Date:Saturday, May 31, 2008, 15:14
In a message dated 5/31/2008 03:45:36 AM Central Daylight Time,
un.doing@GMAIL.COM writes:

> As I grew older I started getting sceptical about the > whole concept of dimensions, because, my reasoning went, no matter how small > you make a point, it still occupies volume. The only question is whether it > is measurable from a human perspective. Similarly a line is just a really > emaciated cylinder etc. etc.
This is essentially Buckminster Fuller's objective to modern geometry. Points, lines, etc., are all just mathematical objects, so they don't have to have length, width, height, mass, etc. By definition, a point (0-dimensional object), line (1-dimensional object), and plane (2-dimensional object) are impossible in the real world. But they're very useful ideas anyway.

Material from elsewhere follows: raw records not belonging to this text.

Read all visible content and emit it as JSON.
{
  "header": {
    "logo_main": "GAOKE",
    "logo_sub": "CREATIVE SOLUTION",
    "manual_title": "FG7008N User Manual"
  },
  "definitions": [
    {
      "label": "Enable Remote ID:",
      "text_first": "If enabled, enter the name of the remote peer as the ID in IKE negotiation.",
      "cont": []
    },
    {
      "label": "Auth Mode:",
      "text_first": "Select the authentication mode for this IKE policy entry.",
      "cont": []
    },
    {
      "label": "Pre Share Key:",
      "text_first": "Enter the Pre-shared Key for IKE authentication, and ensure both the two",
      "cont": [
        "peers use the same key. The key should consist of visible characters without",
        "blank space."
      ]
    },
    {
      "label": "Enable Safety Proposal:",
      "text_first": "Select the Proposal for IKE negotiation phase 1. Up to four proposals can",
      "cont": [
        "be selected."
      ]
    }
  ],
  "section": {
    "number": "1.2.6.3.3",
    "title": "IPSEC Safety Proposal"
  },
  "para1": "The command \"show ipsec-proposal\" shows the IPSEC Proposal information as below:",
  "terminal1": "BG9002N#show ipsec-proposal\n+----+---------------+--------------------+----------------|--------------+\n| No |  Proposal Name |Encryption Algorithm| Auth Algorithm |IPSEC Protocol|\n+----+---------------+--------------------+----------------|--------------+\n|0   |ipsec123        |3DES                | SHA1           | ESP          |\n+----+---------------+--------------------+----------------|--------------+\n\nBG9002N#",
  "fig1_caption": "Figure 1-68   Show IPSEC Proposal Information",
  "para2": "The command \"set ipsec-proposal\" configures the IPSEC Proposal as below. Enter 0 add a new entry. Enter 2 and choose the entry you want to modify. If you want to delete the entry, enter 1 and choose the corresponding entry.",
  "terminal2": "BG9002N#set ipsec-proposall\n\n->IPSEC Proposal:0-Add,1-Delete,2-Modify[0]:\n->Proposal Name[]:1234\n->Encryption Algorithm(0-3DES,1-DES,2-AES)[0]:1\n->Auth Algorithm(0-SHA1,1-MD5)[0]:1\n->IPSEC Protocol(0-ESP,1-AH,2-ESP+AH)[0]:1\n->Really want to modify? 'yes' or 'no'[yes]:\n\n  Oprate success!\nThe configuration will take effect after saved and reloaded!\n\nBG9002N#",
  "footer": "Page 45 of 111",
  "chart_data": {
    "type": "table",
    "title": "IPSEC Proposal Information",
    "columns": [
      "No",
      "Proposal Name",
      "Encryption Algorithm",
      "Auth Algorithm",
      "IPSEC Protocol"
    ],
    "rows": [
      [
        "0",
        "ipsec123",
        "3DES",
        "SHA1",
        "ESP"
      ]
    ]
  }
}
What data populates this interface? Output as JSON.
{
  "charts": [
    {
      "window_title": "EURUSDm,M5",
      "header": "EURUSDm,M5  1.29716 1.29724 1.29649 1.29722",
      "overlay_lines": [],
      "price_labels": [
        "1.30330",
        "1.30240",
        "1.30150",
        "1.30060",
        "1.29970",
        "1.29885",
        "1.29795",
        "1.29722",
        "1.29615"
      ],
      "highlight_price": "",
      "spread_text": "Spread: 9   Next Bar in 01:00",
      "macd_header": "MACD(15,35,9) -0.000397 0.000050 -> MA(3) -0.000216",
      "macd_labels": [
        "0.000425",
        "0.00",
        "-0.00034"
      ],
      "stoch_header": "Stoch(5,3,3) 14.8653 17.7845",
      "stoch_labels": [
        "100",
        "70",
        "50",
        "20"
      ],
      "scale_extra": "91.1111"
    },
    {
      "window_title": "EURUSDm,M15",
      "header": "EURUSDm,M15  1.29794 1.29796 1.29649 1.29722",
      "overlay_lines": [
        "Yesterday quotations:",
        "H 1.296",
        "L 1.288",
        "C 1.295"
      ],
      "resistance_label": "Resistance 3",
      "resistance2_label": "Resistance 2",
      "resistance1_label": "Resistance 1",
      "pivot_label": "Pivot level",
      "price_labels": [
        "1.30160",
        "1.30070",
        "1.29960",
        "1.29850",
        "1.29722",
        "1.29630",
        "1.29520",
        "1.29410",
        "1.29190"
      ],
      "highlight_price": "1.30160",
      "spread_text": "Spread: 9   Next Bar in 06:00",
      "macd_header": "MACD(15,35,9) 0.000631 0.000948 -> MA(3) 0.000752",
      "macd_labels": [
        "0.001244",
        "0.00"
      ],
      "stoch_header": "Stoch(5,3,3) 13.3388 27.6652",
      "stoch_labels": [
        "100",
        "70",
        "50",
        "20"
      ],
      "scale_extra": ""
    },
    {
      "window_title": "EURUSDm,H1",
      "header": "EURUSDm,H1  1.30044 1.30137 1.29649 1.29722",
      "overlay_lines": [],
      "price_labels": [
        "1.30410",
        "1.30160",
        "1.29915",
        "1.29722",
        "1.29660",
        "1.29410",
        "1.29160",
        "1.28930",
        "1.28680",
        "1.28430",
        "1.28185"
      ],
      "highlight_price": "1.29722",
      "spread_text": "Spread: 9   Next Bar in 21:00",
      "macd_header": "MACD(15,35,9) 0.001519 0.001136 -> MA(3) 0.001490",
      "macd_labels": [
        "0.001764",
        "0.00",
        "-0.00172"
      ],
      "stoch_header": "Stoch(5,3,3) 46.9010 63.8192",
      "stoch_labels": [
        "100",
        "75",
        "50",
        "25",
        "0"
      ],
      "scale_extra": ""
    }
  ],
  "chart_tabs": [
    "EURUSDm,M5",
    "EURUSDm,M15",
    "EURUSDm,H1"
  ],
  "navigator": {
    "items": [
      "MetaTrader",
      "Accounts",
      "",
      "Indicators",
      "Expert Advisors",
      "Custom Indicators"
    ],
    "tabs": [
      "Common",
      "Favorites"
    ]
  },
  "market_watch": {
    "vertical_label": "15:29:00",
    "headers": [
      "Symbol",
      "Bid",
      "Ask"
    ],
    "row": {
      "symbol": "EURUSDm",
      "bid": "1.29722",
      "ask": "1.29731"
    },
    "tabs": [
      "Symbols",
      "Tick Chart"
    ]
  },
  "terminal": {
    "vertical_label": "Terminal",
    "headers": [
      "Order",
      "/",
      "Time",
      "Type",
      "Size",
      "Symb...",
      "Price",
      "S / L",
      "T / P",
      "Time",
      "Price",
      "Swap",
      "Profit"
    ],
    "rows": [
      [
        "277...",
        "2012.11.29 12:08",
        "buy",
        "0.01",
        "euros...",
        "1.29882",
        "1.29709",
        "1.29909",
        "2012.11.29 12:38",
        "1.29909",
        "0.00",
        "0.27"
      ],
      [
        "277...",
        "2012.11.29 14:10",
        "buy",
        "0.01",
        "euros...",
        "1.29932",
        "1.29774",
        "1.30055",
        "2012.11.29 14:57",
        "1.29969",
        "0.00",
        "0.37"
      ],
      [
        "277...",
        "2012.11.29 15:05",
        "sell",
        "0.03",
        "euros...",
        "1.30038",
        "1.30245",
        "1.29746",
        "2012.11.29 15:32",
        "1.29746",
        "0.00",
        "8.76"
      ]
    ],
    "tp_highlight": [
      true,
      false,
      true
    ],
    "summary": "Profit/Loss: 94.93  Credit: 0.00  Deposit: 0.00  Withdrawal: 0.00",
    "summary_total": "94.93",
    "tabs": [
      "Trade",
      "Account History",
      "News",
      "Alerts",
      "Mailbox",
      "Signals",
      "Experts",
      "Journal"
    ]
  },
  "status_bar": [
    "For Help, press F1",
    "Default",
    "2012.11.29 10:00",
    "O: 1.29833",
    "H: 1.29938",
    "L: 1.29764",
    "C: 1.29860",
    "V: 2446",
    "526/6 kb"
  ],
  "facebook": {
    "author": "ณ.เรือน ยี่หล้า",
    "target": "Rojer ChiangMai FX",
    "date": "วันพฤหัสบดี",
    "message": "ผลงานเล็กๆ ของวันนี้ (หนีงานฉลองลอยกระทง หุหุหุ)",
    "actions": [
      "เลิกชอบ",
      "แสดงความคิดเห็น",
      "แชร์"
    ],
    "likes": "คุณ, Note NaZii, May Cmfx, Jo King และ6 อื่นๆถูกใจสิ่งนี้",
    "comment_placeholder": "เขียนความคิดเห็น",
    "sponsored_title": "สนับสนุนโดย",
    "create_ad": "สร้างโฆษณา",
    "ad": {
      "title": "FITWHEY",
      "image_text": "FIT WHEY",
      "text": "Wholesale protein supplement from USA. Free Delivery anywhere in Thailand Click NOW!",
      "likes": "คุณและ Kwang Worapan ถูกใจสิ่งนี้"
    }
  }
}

In particular, there may not be spatial dimensions higher than three (string theory notwithstanding), but tesseracts, hyperspheres, and the other higher dimensional objects still exist as mathematical objects, with properties that sometimes help solve problems in the real world. stevo </HTML>